How Dr. Death Became Dr. Life

by Steve Williams with Tom Caiazzo

Description: Having grown up as one of Vince McMahon's children, I was not fortunate enough to be introduced to Steve "Dr. Death" Williams - except for what I read in magazines - until I discovered the miracle of video tape trading. Through magazine articles, and later the internet, I became familiar with the husky grappler and realized that he was truly a force within the wrestling business. The wrestlers I was being exposed to in the WWF were often portrayed as fluffy and cartoonish, but this Dr. Death character actually looked like he could kick some major butt for real. After viewing some of his matches on rented video tapes such as Starrcade 1987 and 1988, and Great American Bash 1989, I quickly developed a firm level of respect for the man named Dr. Death.

Of course a lot has happened since then; I've had the pleasure of viewing many of Steve Williams' matches from everywhere he's worked, such as Mid South, Bill Watts' UWF, NWA, WCW, Japan, Herb Abrams' UWF, MLW, and of course the WWF. I've remained a huge fan of Dr. Death the entire time, which is why I was extremely saddened by the news back in 2004 that he was suffering from throat cancer. Thank God that Steve Williams beat cancer's butt and survived to tell his story in his biography, appropriately named "How Dr. Death Became Dr. Life."

I was lucky enough to receive a complimentary copy of the book in my mailbox out of the blue several days ago. I was not expecting it, therefore I was pleasantly surprised when I saw the face of Steve "Dr. Death" Williams looking back at me when I opened the package. I simply could not wait to dive into this one; setting aside the book I was already reading, I made Dr. Death's book my number one priority. I read the entire book in three days, which is very uncharacteristic for me - but I just couldn't help myself. I was immediately sucked in from the first chapter, which revealed the details of Doc's courageous battle with throat cancer and the absolutely terrifying treatments he endured. I became emotionally attached to the person being profiled. I continued to read page after page chronicling Steve's personal life, playing football in college and in the pros, wrestling professionally all over the world, and later humbly giving his life to God.

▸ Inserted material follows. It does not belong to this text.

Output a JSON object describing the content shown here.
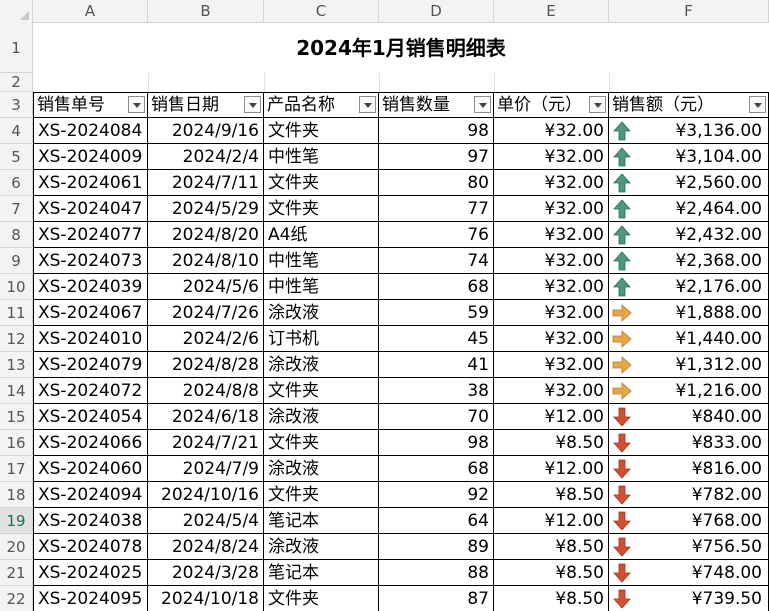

He's literally done it all, and he's got something to say about every major wrestling organization in the world because he's worked for them all at some point in his career. Once you get past the football years, Doc writes about getting started in the business by the legendary Bill Watts, and learning the ropes in the Mid South territory. He eventually makes a huge name for himself in Jim Crockett's NWA (which became WCW), followed by lengthy stints working for both Antonio Inoki's New Japan, and Giant Baba's All Japan promotions. Dr. Death also talks about his experiences in Herb Abrams' UWF as well as MLW - and don't forget his short stint in the WWF, which includes the story of the infamous Brawl for All fiasco. All-in-all, the book is a fantastic tribute to a tremendous wrestler and a wonderful man who deserves to have his story told. He credits God (yes, there is some preaching near the end of the book) with his transformation from Dr. Death into Dr. Life. Doc's rebound from near death to being full of life is nothing short of inspirational.

The hardcover version of "How Dr. Death Became Dr. Life" will be available some time in March 2007 for $24.95 (US) at major chain and independent bookstores (Borders, Barnes & Noble, Waldenbooks, etc) or by calling Sports Publishing toll-free 24-hours-a-day 1-877-424-BOOK (2665) in the continental U.S. (217-363-2072 outside of the continental U.S.) or online at

Rating: 9 / 10 -- Great book about a great guy, you will learn a great deal!

Reviewed by Brad Dykens on March 11, 2007.

© 2007, Black Pants, Inc. All other trademarks are property of their respective holders.